Kobe, Japan - Perched on a hillside overlooking the sea, Kobe is one of Japan's most attractive and cosmopolitan cities. Home of the heralded Kobe beef, this small city is easily navigated. Visit the Hatsukura Sake Brewery Museum for a tour or dine in one of the area's incredible restaurants.
Kyoto (Osaka), Japan - Japan's past and traditions are well preserved in the former imperial capital. Your cultural exploration can include temples and shrines, elegant and peaceful gardens, palaces and museum. Bring an appetite to enjoy the city's famous cuisine.
Explore Kyoto’s ancient architecture, including the stunning Golden Pavilion and the mystical red torii gates of the Fushimi Inari shrine. Savor the city’s culinary scene, from hole-in-the-wall ramen joints to Michelin-starred restaurants.
Kochi, Japan - Kochi is the capital of Kochi Prefecture on the southern coast of Shikoku. The city is small and friendly, with a casual atmosphere and a dose of southern flair. Kochi boasts several attractions of interest to travelers, including a well-preserved, original hilltop castle from the feudal period in Kochi's downtown.
At Sea - Cruising - Cruising
Busan (Pusan), South Korea - Find stillness at some of the largest Korean Buddhist temples, including Beomeo-sa, first constructed in the year 678 and home to over one thousand monks-it also contains seven different registered national and cultural treasures. Near the port, explore the famous Jagalchi fish market or the city's renowned beach resorts. Journey to the Dongnae area to soak in the city's healing hot springs.
Hakodate, Japan - Hakodate is perhaps the most underrated Japanese city between the trio of Nagasaki, Hiroshima, and Yokohama, but that’s a good thing. Exploring here is laid back, and the city teems with great views and international influence. The overlook from Mount Hakodate and the area’s fresh seafood in particular are certainly worth your while! Explore the Western-style forts of Motomachi, which is surrounded by 19th century-influenced architecture.
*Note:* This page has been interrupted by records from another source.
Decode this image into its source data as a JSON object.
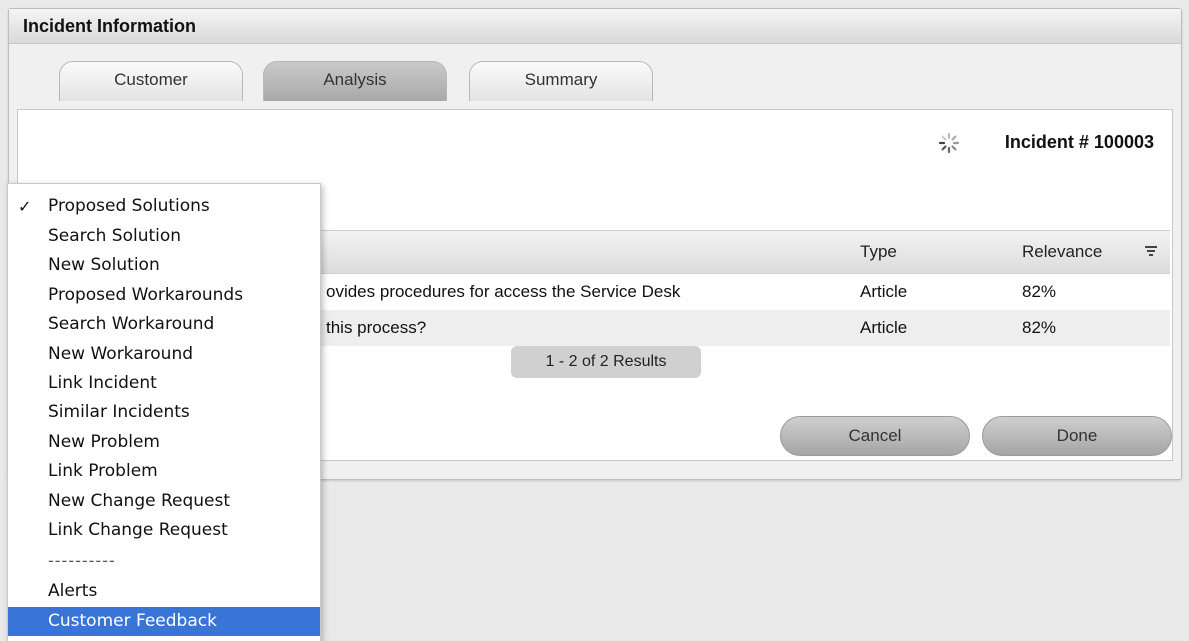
{
  "panel": {
    "title": "Incident Information"
  },
  "tabs": [
    {
      "label": "Customer",
      "active": false
    },
    {
      "label": "Analysis",
      "active": true
    },
    {
      "label": "Summary",
      "active": false
    }
  ],
  "incident": {
    "number_label": "Incident # 100003"
  },
  "table": {
    "headers": {
      "type": "Type",
      "relevance": "Relevance"
    },
    "rows": [
      {
        "title": "ovides procedures for access the Service Desk",
        "type": "Article",
        "relevance": "82%"
      },
      {
        "title": "this process?",
        "type": "Article",
        "relevance": "82%"
      }
    ],
    "results_label": "1 - 2 of 2 Results"
  },
  "buttons": {
    "cancel": "Cancel",
    "done": "Done"
  },
  "menu": {
    "check_glyph": "✓",
    "items": [
      "Proposed Solutions",
      "Search Solution",
      "New Solution",
      "Proposed Workarounds",
      "Search Workaround",
      "New Workaround",
      "Link Incident",
      "Similar Incidents",
      "New Problem",
      "Link Problem",
      "New Change Request",
      "Link Change Request"
    ],
    "separator": "----------",
    "alerts": "Alerts",
    "customer_feedback": "Customer Feedback",
    "checked_item": "Proposed Solutions",
    "selected_item": "Customer Feedback"
  },
  "icons": {
    "spinner": "loading-spinner-icon",
    "filter": "filter-icon",
    "check": "checkmark-icon"
  },
  "colors": {
    "menu_selected": "#3875d7",
    "tab_active": "#b5b5b5"
  }
}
They’re a symbol of the port’s openness during a time when Japan isolated itself from international trade. Take a romantic stroll at night while the trees glitter with string lights. No matter what you choose, there’s plenty to do in Hakodate, whether that’s savoring a traditional tea ceremony or seeing the cherry blossoms at Fort Goryokaku.
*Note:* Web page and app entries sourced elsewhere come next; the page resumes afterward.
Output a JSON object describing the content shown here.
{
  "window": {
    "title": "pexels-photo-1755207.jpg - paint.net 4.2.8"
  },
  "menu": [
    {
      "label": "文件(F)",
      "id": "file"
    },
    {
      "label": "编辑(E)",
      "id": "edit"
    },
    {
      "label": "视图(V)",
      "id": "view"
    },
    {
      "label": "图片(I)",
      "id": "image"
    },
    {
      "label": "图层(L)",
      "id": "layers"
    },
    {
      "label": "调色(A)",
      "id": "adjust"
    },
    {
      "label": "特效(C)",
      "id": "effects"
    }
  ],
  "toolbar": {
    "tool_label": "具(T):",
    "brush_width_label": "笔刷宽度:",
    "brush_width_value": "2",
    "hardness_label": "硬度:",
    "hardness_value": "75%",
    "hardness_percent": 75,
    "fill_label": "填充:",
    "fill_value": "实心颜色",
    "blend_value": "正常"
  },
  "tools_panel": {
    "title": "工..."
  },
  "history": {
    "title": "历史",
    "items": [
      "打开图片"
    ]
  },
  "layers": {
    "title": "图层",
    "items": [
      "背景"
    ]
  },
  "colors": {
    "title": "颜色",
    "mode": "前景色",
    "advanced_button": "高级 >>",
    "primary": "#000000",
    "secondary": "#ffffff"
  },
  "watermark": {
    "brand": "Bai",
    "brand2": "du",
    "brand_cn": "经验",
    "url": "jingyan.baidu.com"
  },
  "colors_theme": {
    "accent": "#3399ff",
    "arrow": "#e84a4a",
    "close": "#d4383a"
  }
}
Aomori, Japan - Aomori, a prefecture in the northern part of Japan’s main island of Honshu, is known for natural landscapes including volcanic mountain ranges. Towada-Hachimantai National Park, near the southern border, has hot springs, autumn foliage in Oirase Gorge, skiing at Mount Hakkōda and lava domes around Lake Towada. Aomori, the capital, is a laid-back port that hosts the Nebuta summer festival.
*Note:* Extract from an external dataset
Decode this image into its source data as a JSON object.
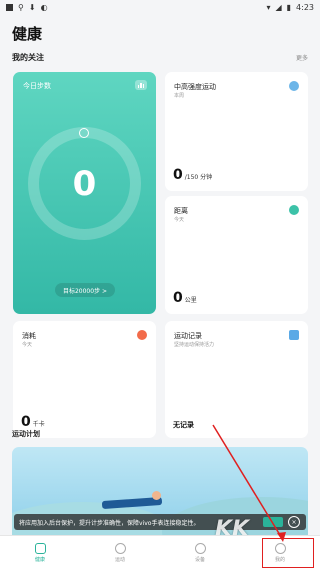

Our staff can assist you with all your travel arrangements.Questions? Call us at 800-422-0711.